New York-based artist K8 Hardy’s latest offering, the show “Kate” (through Dec. 22), couldn’t differ much more from her last major appearance in this city. That previous outing took the form of a full-scale punk fashion show, staged as part of the 2012 Whitney Biennial in conjunction with a series of photographs. The current exhibition is a low-budget, handmade, slightly abject affair, consisting mostly of wooden figurative sculptures, many of them “wearing” found materials.
This morning, she visited the show, at Reena Spaulings Fine Art, with a few invited guests. Exhibiting a singular style in white-polka-dotted bluejeans, striped sweater, furry hat and blue-framed sunglasses, she looked very much the downtown version of the fashionista who staged the Biennial’s runway extravaganza.

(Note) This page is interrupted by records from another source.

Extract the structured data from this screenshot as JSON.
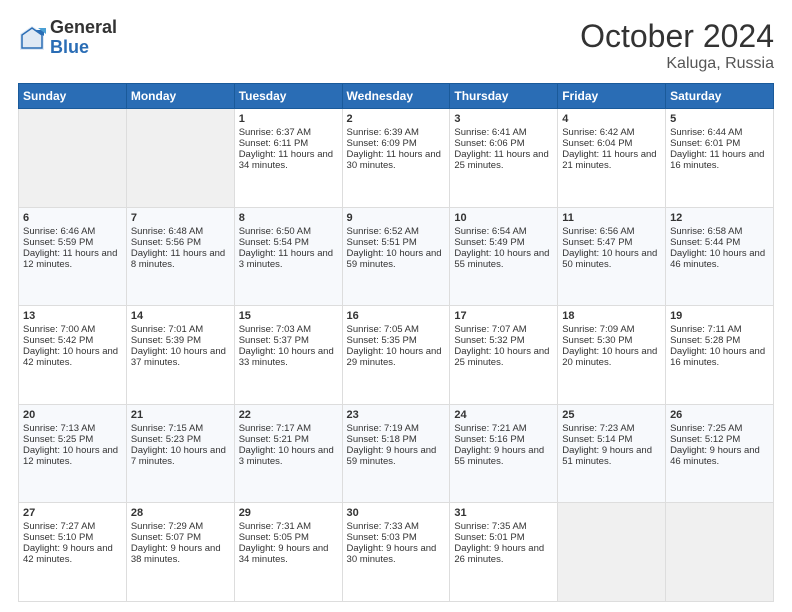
{
  "header": {
    "logo_general": "General",
    "logo_blue": "Blue",
    "month_title": "October 2024",
    "location": "Kaluga, Russia"
  },
  "days_of_week": [
    "Sunday",
    "Monday",
    "Tuesday",
    "Wednesday",
    "Thursday",
    "Friday",
    "Saturday"
  ],
  "weeks": [
    [
      {
        "day": "",
        "sunrise": "",
        "sunset": "",
        "daylight": "",
        "empty": true
      },
      {
        "day": "",
        "sunrise": "",
        "sunset": "",
        "daylight": "",
        "empty": true
      },
      {
        "day": "1",
        "sunrise": "Sunrise: 6:37 AM",
        "sunset": "Sunset: 6:11 PM",
        "daylight": "Daylight: 11 hours and 34 minutes."
      },
      {
        "day": "2",
        "sunrise": "Sunrise: 6:39 AM",
        "sunset": "Sunset: 6:09 PM",
        "daylight": "Daylight: 11 hours and 30 minutes."
      },
      {
        "day": "3",
        "sunrise": "Sunrise: 6:41 AM",
        "sunset": "Sunset: 6:06 PM",
        "daylight": "Daylight: 11 hours and 25 minutes."
      },
      {
        "day": "4",
        "sunrise": "Sunrise: 6:42 AM",
        "sunset": "Sunset: 6:04 PM",
        "daylight": "Daylight: 11 hours and 21 minutes."
      },
      {
        "day": "5",
        "sunrise": "Sunrise: 6:44 AM",
        "sunset": "Sunset: 6:01 PM",
        "daylight": "Daylight: 11 hours and 16 minutes."
      }
    ],
    [
      {
        "day": "6",
        "sunrise": "Sunrise: 6:46 AM",
        "sunset": "Sunset: 5:59 PM",
        "daylight": "Daylight: 11 hours and 12 minutes."
      },
      {
        "day": "7",
        "sunrise": "Sunrise: 6:48 AM",
        "sunset": "Sunset: 5:56 PM",
        "daylight": "Daylight: 11 hours and 8 minutes."
      },
      {
        "day": "8",
        "sunrise": "Sunrise: 6:50 AM",
        "sunset": "Sunset: 5:54 PM",
        "daylight": "Daylight: 11 hours and 3 minutes."
      },
      {
        "day": "9",
        "sunrise": "Sunrise: 6:52 AM",
        "sunset": "Sunset: 5:51 PM",
        "daylight": "Daylight: 10 hours and 59 minutes."
      },
      {
        "day": "10",
        "sunrise": "Sunrise: 6:54 AM",
        "sunset": "Sunset: 5:49 PM",
        "daylight": "Daylight: 10 hours and 55 minutes."
      },
      {
        "day": "11",
        "sunrise": "Sunrise: 6:56 AM",
        "sunset": "Sunset: 5:47 PM",
        "daylight": "Daylight: 10 hours and 50 minutes."
      },
      {
        "day": "12",
        "sunrise": "Sunrise: 6:58 AM",
        "sunset": "Sunset: 5:44 PM",
        "daylight": "Daylight: 10 hours and 46 minutes."
      }
    ],
    [
      {
        "day": "13",
        "sunrise": "Sunrise: 7:00 AM",
        "sunset": "Sunset: 5:42 PM",
        "daylight": "Daylight: 10 hours and 42 minutes."
      },
      {
        "day": "14",
        "sunrise": "Sunrise: 7:01 AM",
        "sunset": "Sunset: 5:39 PM",
        "daylight": "Daylight: 10 hours and 37 minutes."
      },
      {
        "day": "15",
        "sunrise": "Sunrise: 7:03 AM",
        "sunset": "Sunset: 5:37 PM",
        "daylight": "Daylight: 10 hours and 33 minutes."
      },
      {
        "day": "16",
        "sunrise": "Sunrise: 7:05 AM",
        "sunset": "Sunset: 5:35 PM",
        "daylight": "Daylight: 10 hours and 29 minutes."
      },
      {
        "day": "17",
        "sunrise": "Sunrise: 7:07 AM",
        "sunset": "Sunset: 5:32 PM",
        "daylight": "Daylight: 10 hours and 25 minutes."
      },
      {
        "day": "18",
        "sunrise": "Sunrise: 7:09 AM",
        "sunset": "Sunset: 5:30 PM",
        "daylight": "Daylight: 10 hours and 20 minutes."
      },
      {
        "day": "19",
        "sunrise": "Sunrise: 7:11 AM",
        "sunset": "Sunset: 5:28 PM",
        "daylight": "Daylight: 10 hours and 16 minutes."
      }
    ],
    [
      {
        "day": "20",
        "sunrise": "Sunrise: 7:13 AM",
        "sunset": "Sunset: 5:25 PM",
        "daylight": "Daylight: 10 hours and 12 minutes."
      },
      {
        "day": "21",
        "sunrise": "Sunrise: 7:15 AM",
        "sunset": "Sunset: 5:23 PM",
        "daylight": "Daylight: 10 hours and 7 minutes."
      },
      {
        "day": "22",
        "sunrise": "Sunrise: 7:17 AM",
        "sunset": "Sunset: 5:21 PM",
        "daylight": "Daylight: 10 hours and 3 minutes."
      },
      {
        "day": "23",
        "sunrise": "Sunrise: 7:19 AM",
        "sunset": "Sunset: 5:18 PM",
        "daylight": "Daylight: 9 hours and 59 minutes."
      },
      {
        "day": "24",
        "sunrise": "Sunrise: 7:21 AM",
        "sunset": "Sunset: 5:16 PM",
        "daylight": "Daylight: 9 hours and 55 minutes."
      },
      {
        "day": "25",
        "sunrise": "Sunrise: 7:23 AM",
        "sunset": "Sunset: 5:14 PM",
        "daylight": "Daylight: 9 hours and 51 minutes."
      },
      {
        "day": "26",
        "sunrise": "Sunrise: 7:25 AM",
        "sunset": "Sunset: 5:12 PM",
        "daylight": "Daylight: 9 hours and 46 minutes."
      }
    ],
    [
      {
        "day": "27",
        "sunrise": "Sunrise: 7:27 AM",
        "sunset": "Sunset: 5:10 PM",
        "daylight": "Daylight: 9 hours and 42 minutes."
      },
      {
        "day": "28",
        "sunrise": "Sunrise: 7:29 AM",
        "sunset": "Sunset: 5:07 PM",
        "daylight": "Daylight: 9 hours and 38 minutes."
      },
      {
        "day": "29",
        "sunrise": "Sunrise: 7:31 AM",
        "sunset": "Sunset: 5:05 PM",
        "daylight": "Daylight: 9 hours and 34 minutes."
      },
      {
        "day": "30",
        "sunrise": "Sunrise: 7:33 AM",
        "sunset": "Sunset: 5:03 PM",
        "daylight": "Daylight: 9 hours and 30 minutes."
      },
      {
        "day": "31",
        "sunrise": "Sunrise: 7:35 AM",
        "sunset": "Sunset: 5:01 PM",
        "daylight": "Daylight: 9 hours and 26 minutes."
      },
      {
        "day": "",
        "sunrise": "",
        "sunset": "",
        "daylight": "",
        "empty": true
      },
      {
        "day": "",
        "sunrise": "",
        "sunset": "",
        "daylight": "",
        "empty": true
      }
    ]
  ]
}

“The whole selfie phenomenon,” said the artist, “really made me look at my work differently, and re-assess it,” she said, referring to the body of work, much of it costumed self-portraiture, that brought her early notice. The “Position” series, displayed at Spaulings in 2009, showed the artist in various wigs and getups, drawing comparison to Cindy Sherman.
“I wasn’t compelled to take photos for this show,” she said, standing in the gallery among her new wooden figures. Now, she said, referring to the smartphone phenomenon, “Everyone is photographing themselves. I’m a poser, but now even kids surpass me in this regard.” The only photograph in the current show is an image of an iPad displaying a shot of the artist’s naked crotch. Ur-Selfie refers to Courbet’s Origin of the World, filtered through modern image-making devices—according to a press release, it’s shot with an iPhone, re-photographed with an iPad and shot again on film. It’s the show’s only self-portrait, though the exhibition’s title suggests a selfie in the aggregate.
Several of the sculptures in the new show are life-size, spindly figures, clad in disparate materials like a bungee cord, a bra strap or, in the case of Faerie Humyn, a deflated balloon found on the beach at Fire Island. They are lit from beneath with lights that cycle through different hues. Despite formal differences, there are through lines with her previous works, the artist opined. “The sculptures are very performative,” she said, “especially with the lights on them, that change in color like the filters on a phone app.”
Some examples are naked of clothing, wearing only light-hued paint. “Painting the sculptures was pretty angsty for me,” Hardy admitted. “Painters can be pretty precious about their medium.” Affecting a playful pomposity, she added, “Painters feel like, ‘Stay away from my 10,000 years of painting language!'”
When a visitor pointed out similarities to modernist sculpture in her stripped-down forms, the artist declined to specify any particular influences.
“To make the work,” she said, “I had to shut off all the reference books and figure out later who I was copying. Someone compared this work to Joel Shapiro, and I was, like, ‘I’ll have to Google that guy! I never heard of him.'”
Looking around the room, she was asked what it might be like at the gallery during off-hours. “It’s a disco party at night when no one is here,” she said. “It’s a bunch of posers.”